About 3,700 landowners with fractional interests on reservation lands received $6.6 million in purchase offers through the Land Buy-Back Program last fall. More than 1,000 landowners have accepted offers through June this year.

The Red Cliff Band of Lake Superior Chippewa has also secured 87 acres of land that will be added to the nation’s first tribal national park. The U.S. Environmental Protection Agency awarded the tribe $959,000 in Great Lakes Restoration Initiative funds to purchase the land for Frog Bay Tribal National Park.

Former Red Cliff Tribal Chairman Bryan Bainbridge said the land acquisition is part of the tribe’s goal to repatriate lands.

“This will be here forever and that’s important. It’s something now that will never be lost,” Bainbridge said. “We can bring our children, our families, get our elders down there and just live life the way we’re supposed to.”

The land purchase is also part of a larger effort to preserve coastal wetlands on Lake Superior.
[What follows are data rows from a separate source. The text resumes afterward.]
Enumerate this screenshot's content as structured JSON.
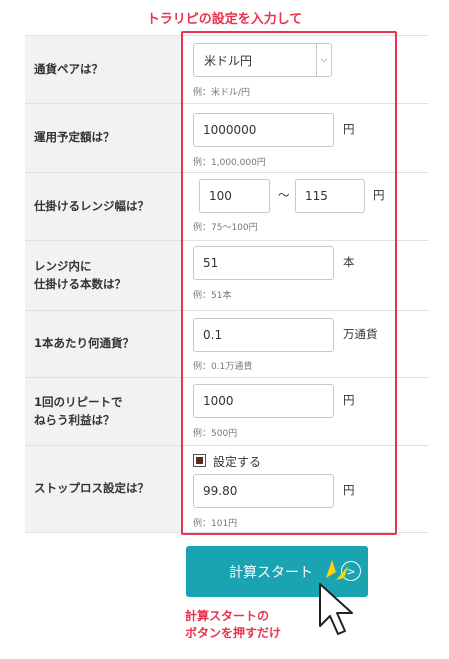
{
  "annotation_top": "トラリピの設定を入力して",
  "rows": {
    "pair": {
      "label": "通貨ペアは？",
      "selected": "米ドル円",
      "example": "例：米ドル/円"
    },
    "budget": {
      "label": "運用予定額は？",
      "value": "1000000",
      "unit": "円",
      "example": "例：1,000,000円"
    },
    "range": {
      "label": "仕掛けるレンジ幅は？",
      "from": "100",
      "separator": "〜",
      "to": "115",
      "unit": "円",
      "example": "例：75〜100円"
    },
    "count": {
      "label_line1": "レンジ内に",
      "label_line2": "仕掛ける本数は？",
      "value": "51",
      "unit": "本",
      "example": "例：51本"
    },
    "amount": {
      "label": "1本あたり何通貨？",
      "value": "0.1",
      "unit": "万通貨",
      "example": "例：0.1万通貨"
    },
    "profit": {
      "label_line1": "1回のリピートで",
      "label_line2": "ねらう利益は？",
      "value": "1000",
      "unit": "円",
      "example": "例：500円"
    },
    "stoploss": {
      "label": "ストップロス設定は？",
      "checkbox_label": "設定する",
      "checked": true,
      "value": "99.80",
      "unit": "円",
      "example": "例：101円"
    }
  },
  "button": {
    "label": "計算スタート"
  },
  "annotation_bottom": {
    "line1": "計算スタートの",
    "line2": "ボタンを押すだけ"
  },
  "colors": {
    "accent_red": "#e8344e",
    "button_teal": "#1aa3b0",
    "label_bg": "#f2f2f2"
  },
  "icons": {
    "select_arrow": "chevron-down-icon",
    "button_arrow": "circle-chevron-right-icon",
    "cursor": "mouse-pointer-icon"
  }
}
The land includes the Frog Bay Estuary on Lake Superior and 40 acres of wetlands, as well as about a half-mile of undeveloped lakefront. Around 295 acres will be permanently protected in the Frog Creek watershed, according to the tribe.

An EPA spokesperson said the land deal is part of a multi-agency effort to protect 10,000 acres of coastal wetlands on the south shore of Lake Superior that are vital for native fish and wild rice beds.

The recently completed land purchase doubles the size of Frog Bay Tribal National Park, which was opened to the public in 2012.

The Red Cliff tribe has also purchased more than 100 acres of land from the Wisconsin Department of Natural Resources and Bayfield County in the last six months.